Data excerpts
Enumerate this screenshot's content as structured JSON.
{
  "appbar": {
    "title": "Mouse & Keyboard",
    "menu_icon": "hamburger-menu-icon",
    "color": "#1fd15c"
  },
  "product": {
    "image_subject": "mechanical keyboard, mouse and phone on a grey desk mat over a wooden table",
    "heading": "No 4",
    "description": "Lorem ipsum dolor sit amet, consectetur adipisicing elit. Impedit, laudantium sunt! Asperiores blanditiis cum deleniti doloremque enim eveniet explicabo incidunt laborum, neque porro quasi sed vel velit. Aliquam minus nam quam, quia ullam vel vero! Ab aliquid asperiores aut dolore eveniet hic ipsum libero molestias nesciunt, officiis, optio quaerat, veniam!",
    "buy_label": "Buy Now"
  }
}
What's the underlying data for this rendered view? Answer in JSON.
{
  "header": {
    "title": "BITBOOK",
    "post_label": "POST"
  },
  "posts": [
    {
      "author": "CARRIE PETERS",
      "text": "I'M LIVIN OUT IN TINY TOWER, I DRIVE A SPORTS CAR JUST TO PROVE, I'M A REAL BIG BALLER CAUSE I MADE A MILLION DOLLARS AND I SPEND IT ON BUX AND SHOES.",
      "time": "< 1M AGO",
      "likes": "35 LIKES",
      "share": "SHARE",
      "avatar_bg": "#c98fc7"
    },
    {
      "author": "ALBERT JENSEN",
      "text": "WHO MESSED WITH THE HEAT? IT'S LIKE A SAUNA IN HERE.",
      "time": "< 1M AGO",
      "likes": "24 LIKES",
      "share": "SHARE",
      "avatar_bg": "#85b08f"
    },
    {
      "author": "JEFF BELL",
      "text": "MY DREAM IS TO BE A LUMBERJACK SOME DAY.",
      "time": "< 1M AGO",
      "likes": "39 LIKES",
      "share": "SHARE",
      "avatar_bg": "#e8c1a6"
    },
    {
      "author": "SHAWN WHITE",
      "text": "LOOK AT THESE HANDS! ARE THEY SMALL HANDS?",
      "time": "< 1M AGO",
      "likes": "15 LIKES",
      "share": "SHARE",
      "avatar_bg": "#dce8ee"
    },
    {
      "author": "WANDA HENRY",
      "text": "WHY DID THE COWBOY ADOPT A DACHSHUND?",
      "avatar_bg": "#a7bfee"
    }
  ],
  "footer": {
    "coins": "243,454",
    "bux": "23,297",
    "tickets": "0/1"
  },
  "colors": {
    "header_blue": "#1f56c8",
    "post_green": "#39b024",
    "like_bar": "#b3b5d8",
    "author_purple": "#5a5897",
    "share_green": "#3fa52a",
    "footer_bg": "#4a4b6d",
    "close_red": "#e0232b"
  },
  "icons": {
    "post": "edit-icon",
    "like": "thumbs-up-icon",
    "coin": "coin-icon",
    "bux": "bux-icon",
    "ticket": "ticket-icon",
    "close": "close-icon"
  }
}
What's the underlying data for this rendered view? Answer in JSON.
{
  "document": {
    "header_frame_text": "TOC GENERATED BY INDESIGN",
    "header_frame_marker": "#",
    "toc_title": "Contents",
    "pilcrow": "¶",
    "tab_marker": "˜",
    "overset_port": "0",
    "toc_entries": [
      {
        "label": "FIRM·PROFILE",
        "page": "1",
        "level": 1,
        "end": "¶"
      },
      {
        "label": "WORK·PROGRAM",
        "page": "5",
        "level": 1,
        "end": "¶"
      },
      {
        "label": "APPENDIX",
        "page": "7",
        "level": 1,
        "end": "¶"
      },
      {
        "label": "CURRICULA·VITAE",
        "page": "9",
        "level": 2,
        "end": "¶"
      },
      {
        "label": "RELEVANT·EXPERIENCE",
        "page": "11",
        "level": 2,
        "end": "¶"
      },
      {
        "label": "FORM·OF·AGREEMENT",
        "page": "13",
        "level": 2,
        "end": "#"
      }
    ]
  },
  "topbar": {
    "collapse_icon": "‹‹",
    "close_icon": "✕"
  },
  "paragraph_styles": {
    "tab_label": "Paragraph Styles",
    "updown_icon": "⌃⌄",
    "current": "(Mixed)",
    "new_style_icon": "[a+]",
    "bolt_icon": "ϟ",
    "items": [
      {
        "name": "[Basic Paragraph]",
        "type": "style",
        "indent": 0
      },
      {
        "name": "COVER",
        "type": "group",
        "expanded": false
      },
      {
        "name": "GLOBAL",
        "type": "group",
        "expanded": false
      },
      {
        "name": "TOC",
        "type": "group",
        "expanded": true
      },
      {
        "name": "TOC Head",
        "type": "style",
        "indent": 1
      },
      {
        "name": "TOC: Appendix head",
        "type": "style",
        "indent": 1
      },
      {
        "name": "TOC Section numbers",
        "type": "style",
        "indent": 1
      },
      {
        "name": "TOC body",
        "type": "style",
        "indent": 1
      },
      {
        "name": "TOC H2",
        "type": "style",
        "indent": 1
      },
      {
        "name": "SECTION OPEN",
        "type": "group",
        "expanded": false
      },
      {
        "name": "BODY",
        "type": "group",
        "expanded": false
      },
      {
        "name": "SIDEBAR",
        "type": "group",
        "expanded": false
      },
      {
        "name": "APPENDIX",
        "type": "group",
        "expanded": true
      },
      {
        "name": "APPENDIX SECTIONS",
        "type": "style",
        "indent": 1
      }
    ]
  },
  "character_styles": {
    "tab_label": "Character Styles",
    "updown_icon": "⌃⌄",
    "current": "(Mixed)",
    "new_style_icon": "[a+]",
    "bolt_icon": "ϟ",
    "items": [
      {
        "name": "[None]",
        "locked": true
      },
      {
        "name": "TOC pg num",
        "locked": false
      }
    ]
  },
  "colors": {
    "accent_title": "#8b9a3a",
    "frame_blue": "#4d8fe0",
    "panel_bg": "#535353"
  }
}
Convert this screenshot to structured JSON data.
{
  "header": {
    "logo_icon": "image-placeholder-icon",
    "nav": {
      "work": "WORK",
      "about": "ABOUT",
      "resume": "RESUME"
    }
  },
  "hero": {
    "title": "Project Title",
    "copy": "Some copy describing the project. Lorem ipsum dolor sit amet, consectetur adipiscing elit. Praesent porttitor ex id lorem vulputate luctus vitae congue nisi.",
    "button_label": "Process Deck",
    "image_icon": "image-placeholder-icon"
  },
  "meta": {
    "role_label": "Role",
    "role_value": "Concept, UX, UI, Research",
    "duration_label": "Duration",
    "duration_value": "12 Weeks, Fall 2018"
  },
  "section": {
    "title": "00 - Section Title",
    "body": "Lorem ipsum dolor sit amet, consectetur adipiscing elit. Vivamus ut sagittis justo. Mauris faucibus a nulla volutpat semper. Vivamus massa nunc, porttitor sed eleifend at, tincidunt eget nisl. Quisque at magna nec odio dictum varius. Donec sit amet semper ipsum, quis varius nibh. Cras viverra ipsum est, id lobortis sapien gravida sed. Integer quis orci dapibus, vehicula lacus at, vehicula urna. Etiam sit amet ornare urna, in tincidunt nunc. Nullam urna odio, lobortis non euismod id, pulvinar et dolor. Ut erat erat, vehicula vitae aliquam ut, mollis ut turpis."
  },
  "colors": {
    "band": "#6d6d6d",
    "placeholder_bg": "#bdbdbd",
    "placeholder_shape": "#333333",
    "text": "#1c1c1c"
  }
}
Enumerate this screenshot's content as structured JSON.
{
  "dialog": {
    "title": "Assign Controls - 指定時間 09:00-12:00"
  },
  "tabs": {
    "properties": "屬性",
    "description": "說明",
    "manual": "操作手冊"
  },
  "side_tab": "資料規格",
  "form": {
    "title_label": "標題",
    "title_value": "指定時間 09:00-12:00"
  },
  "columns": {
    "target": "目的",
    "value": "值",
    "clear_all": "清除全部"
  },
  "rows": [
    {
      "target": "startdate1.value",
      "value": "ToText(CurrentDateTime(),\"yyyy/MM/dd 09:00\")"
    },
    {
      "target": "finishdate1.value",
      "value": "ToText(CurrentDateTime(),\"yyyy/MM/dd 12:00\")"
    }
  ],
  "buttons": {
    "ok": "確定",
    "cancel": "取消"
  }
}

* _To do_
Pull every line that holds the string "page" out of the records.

* _Answer_
        "page": "1",
        "page": "5",
        "page": "7",
        "page": "9",
        "page": "11",
        "page": "13",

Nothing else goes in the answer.